[[ DATA IN THIS EXERCISE open ]]

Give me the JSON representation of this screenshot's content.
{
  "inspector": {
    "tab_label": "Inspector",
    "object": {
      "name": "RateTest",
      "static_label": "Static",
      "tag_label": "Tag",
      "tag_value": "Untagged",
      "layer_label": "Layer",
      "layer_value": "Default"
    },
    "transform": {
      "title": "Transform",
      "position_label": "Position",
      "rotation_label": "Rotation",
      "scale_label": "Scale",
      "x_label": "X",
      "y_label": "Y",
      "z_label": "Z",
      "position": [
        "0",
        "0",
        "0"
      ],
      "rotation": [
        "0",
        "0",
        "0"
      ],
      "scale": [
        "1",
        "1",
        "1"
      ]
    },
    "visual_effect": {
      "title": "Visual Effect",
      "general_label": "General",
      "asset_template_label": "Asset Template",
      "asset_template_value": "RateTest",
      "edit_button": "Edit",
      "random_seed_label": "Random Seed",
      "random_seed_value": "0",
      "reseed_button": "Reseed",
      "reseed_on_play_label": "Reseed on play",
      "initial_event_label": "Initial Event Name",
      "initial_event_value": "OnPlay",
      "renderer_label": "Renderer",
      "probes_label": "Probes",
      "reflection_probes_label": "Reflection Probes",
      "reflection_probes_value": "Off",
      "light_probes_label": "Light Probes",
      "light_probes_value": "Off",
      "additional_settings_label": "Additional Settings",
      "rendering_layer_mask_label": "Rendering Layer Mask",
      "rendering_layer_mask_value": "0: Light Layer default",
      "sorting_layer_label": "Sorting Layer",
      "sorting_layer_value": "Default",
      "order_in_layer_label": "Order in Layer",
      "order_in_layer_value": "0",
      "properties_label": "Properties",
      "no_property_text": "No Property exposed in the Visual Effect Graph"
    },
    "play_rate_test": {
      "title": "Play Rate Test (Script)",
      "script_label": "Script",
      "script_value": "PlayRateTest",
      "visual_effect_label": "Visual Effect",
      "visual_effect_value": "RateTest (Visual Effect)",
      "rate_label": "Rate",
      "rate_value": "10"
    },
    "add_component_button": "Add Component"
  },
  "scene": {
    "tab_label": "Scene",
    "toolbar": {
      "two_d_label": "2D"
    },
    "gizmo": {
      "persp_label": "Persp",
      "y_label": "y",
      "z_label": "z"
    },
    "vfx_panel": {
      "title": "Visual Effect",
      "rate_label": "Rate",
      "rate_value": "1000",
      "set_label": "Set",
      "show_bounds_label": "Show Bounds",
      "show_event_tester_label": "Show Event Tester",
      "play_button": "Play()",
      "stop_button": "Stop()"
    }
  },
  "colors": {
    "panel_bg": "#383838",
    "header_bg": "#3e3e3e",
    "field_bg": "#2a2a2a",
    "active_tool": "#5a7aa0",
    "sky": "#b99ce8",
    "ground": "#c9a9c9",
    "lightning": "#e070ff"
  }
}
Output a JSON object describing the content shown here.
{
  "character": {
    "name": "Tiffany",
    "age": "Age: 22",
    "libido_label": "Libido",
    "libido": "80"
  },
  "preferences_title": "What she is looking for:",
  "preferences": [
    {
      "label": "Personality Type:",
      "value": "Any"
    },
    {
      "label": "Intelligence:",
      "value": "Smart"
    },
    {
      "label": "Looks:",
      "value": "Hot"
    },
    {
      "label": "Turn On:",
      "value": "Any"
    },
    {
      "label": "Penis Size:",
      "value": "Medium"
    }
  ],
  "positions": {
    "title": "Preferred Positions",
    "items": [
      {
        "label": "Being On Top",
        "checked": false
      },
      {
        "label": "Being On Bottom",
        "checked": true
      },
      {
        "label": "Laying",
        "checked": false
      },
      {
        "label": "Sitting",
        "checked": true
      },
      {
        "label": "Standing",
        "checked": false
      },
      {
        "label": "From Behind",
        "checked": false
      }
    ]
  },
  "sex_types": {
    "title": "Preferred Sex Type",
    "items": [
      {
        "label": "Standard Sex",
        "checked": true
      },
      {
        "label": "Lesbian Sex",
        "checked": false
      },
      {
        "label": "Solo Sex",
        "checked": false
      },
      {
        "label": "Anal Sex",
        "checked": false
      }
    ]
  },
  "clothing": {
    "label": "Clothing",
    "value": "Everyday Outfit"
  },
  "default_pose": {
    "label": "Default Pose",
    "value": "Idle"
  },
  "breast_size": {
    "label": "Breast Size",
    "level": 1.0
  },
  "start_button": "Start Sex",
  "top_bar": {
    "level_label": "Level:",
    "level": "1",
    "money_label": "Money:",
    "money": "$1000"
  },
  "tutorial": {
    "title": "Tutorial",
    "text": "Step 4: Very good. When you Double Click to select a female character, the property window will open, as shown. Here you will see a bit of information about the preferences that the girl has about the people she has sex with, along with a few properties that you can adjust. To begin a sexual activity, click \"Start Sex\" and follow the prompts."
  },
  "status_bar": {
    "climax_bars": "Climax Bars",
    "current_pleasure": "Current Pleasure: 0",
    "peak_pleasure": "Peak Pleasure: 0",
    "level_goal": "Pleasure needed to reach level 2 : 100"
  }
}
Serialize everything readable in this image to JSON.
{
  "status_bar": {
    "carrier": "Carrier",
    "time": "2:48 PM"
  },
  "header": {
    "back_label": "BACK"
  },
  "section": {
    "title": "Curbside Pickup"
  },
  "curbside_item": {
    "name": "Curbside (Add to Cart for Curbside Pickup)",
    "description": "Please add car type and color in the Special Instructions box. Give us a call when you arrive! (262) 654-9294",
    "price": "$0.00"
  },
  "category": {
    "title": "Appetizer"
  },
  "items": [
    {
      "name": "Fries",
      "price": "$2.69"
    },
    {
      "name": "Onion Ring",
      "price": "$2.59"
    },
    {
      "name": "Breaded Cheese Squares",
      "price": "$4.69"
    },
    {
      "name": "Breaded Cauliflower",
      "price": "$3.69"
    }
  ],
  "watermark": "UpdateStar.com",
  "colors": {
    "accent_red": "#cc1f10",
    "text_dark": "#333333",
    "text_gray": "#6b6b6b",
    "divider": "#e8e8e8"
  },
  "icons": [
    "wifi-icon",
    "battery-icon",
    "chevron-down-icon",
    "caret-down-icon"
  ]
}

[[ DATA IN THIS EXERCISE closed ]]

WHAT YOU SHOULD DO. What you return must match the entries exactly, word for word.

RESULT OF THE EXERCISE.
Give me the JSON representation of this screenshot's content.
{
  "inspector": {
    "tab_label": "Inspector",
    "object": {
      "name": "RateTest",
      "static_label": "Static",
      "tag_label": "Tag",
      "tag_value": "Untagged",
      "layer_label": "Layer",
      "layer_value": "Default"
    },
    "transform": {
      "title": "Transform",
      "position_label": "Position",
      "rotation_label": "Rotation",
      "scale_label": "Scale",
      "x_label": "X",
      "y_label": "Y",
      "z_label": "Z",
      "position": [
        "0",
        "0",
        "0"
      ],
      "rotation": [
        "0",
        "0",
        "0"
      ],
      "scale": [
        "1",
        "1",
        "1"
      ]
    },
    "visual_effect": {
      "title": "Visual Effect",
      "general_label": "General",
      "asset_template_label": "Asset Template",
      "asset_template_value": "RateTest",
      "edit_button": "Edit",
      "random_seed_label": "Random Seed",
      "random_seed_value": "0",
      "reseed_button": "Reseed",
      "reseed_on_play_label": "Reseed on play",
      "initial_event_label": "Initial Event Name",
      "initial_event_value": "OnPlay",
      "renderer_label": "Renderer",
      "probes_label": "Probes",
      "reflection_probes_label": "Reflection Probes",
      "reflection_probes_value": "Off",
      "light_probes_label": "Light Probes",
      "light_probes_value": "Off",
      "additional_settings_label": "Additional Settings",
      "rendering_layer_mask_label": "Rendering Layer Mask",
      "rendering_layer_mask_value": "0: Light Layer default",
      "sorting_layer_label": "Sorting Layer",
      "sorting_layer_value": "Default",
      "order_in_layer_label": "Order in Layer",
      "order_in_layer_value": "0",
      "properties_label": "Properties",
      "no_property_text": "No Property exposed in the Visual Effect Graph"
    },
    "play_rate_test": {
      "title": "Play Rate Test (Script)",
      "script_label": "Script",
      "script_value": "PlayRateTest",
      "visual_effect_label": "Visual Effect",
      "visual_effect_value": "RateTest (Visual Effect)",
      "rate_label": "Rate",
      "rate_value": "10"
    },
    "add_component_button": "Add Component"
  },
  "scene": {
    "tab_label": "Scene",
    "toolbar": {
      "two_d_label": "2D"
    },
    "gizmo": {
      "persp_label": "Persp",
      "y_label": "y",
      "z_label": "z"
    },
    "vfx_panel": {
      "title": "Visual Effect",
      "rate_label": "Rate",
      "rate_value": "1000",
      "set_label": "Set",
      "show_bounds_label": "Show Bounds",
      "show_event_tester_label": "Show Event Tester",
      "play_button": "Play()",
      "stop_button": "Stop()"
    }
  },
  "colors": {
    "panel_bg": "#383838",
    "header_bg": "#3e3e3e",
    "field_bg": "#2a2a2a",
    "active_tool": "#5a7aa0",
    "sky": "#b99ce8",
    "ground": "#c9a9c9",
    "lightning": "#e070ff"
  }
}
Output a JSON object describing the content shown here.
{
  "character": {
    "name": "Tiffany",
    "age": "Age: 22",
    "libido_label": "Libido",
    "libido": "80"
  },
  "preferences_title": "What she is looking for:",
  "preferences": [
    {
      "label": "Personality Type:",
      "value": "Any"
    },
    {
      "label": "Intelligence:",
      "value": "Smart"
    },
    {
      "label": "Looks:",
      "value": "Hot"
    },
    {
      "label": "Turn On:",
      "value": "Any"
    },
    {
      "label": "Penis Size:",
      "value": "Medium"
    }
  ],
  "positions": {
    "title": "Preferred Positions",
    "items": [
      {
        "label": "Being On Top",
        "checked": false
      },
      {
        "label": "Being On Bottom",
        "checked": true
      },
      {
        "label": "Laying",
        "checked": false
      },
      {
        "label": "Sitting",
        "checked": true
      },
      {
        "label": "Standing",
        "checked": false
      },
      {
        "label": "From Behind",
        "checked": false
      }
    ]
  },
  "sex_types": {
    "title": "Preferred Sex Type",
    "items": [
      {
        "label": "Standard Sex",
        "checked": true
      },
      {
        "label": "Lesbian Sex",
        "checked": false
      },
      {
        "label": "Solo Sex",
        "checked": false
      },
      {
        "label": "Anal Sex",
        "checked": false
      }
    ]
  },
  "clothing": {
    "label": "Clothing",
    "value": "Everyday Outfit"
  },
  "default_pose": {
    "label": "Default Pose",
    "value": "Idle"
  },
  "breast_size": {
    "label": "Breast Size",
    "level": 1.0
  },
  "start_button": "Start Sex",
  "top_bar": {
    "level_label": "Level:",
    "level": "1",
    "money_label": "Money:",
    "money": "$1000"
  },
  "tutorial": {
    "title": "Tutorial",
    "text": "Step 4: Very good. When you Double Click to select a female character, the property window will open, as shown. Here you will see a bit of information about the preferences that the girl has about the people she has sex with, along with a few properties that you can adjust. To begin a sexual activity, click \"Start Sex\" and follow the prompts."
  },
  "status_bar": {
    "climax_bars": "Climax Bars",
    "current_pleasure": "Current Pleasure: 0",
    "peak_pleasure": "Peak Pleasure: 0",
    "level_goal": "Pleasure needed to reach level 2 : 100"
  }
}
Serialize everything readable in this image to JSON.
{
  "status_bar": {
    "carrier": "Carrier",
    "time": "2:48 PM"
  },
  "header": {
    "back_label": "BACK"
  },
  "section": {
    "title": "Curbside Pickup"
  },
  "curbside_item": {
    "name": "Curbside (Add to Cart for Curbside Pickup)",
    "description": "Please add car type and color in the Special Instructions box. Give us a call when you arrive! (262) 654-9294",
    "price": "$0.00"
  },
  "category": {
    "title": "Appetizer"
  },
  "items": [
    {
      "name": "Fries",
      "price": "$2.69"
    },
    {
      "name": "Onion Ring",
      "price": "$2.59"
    },
    {
      "name": "Breaded Cheese Squares",
      "price": "$4.69"
    },
    {
      "name": "Breaded Cauliflower",
      "price": "$3.69"
    }
  ],
  "watermark": "UpdateStar.com",
  "colors": {
    "accent_red": "#cc1f10",
    "text_dark": "#333333",
    "text_gray": "#6b6b6b",
    "divider": "#e8e8e8"
  },
  "icons": [
    "wifi-icon",
    "battery-icon",
    "chevron-down-icon",
    "caret-down-icon"
  ]
}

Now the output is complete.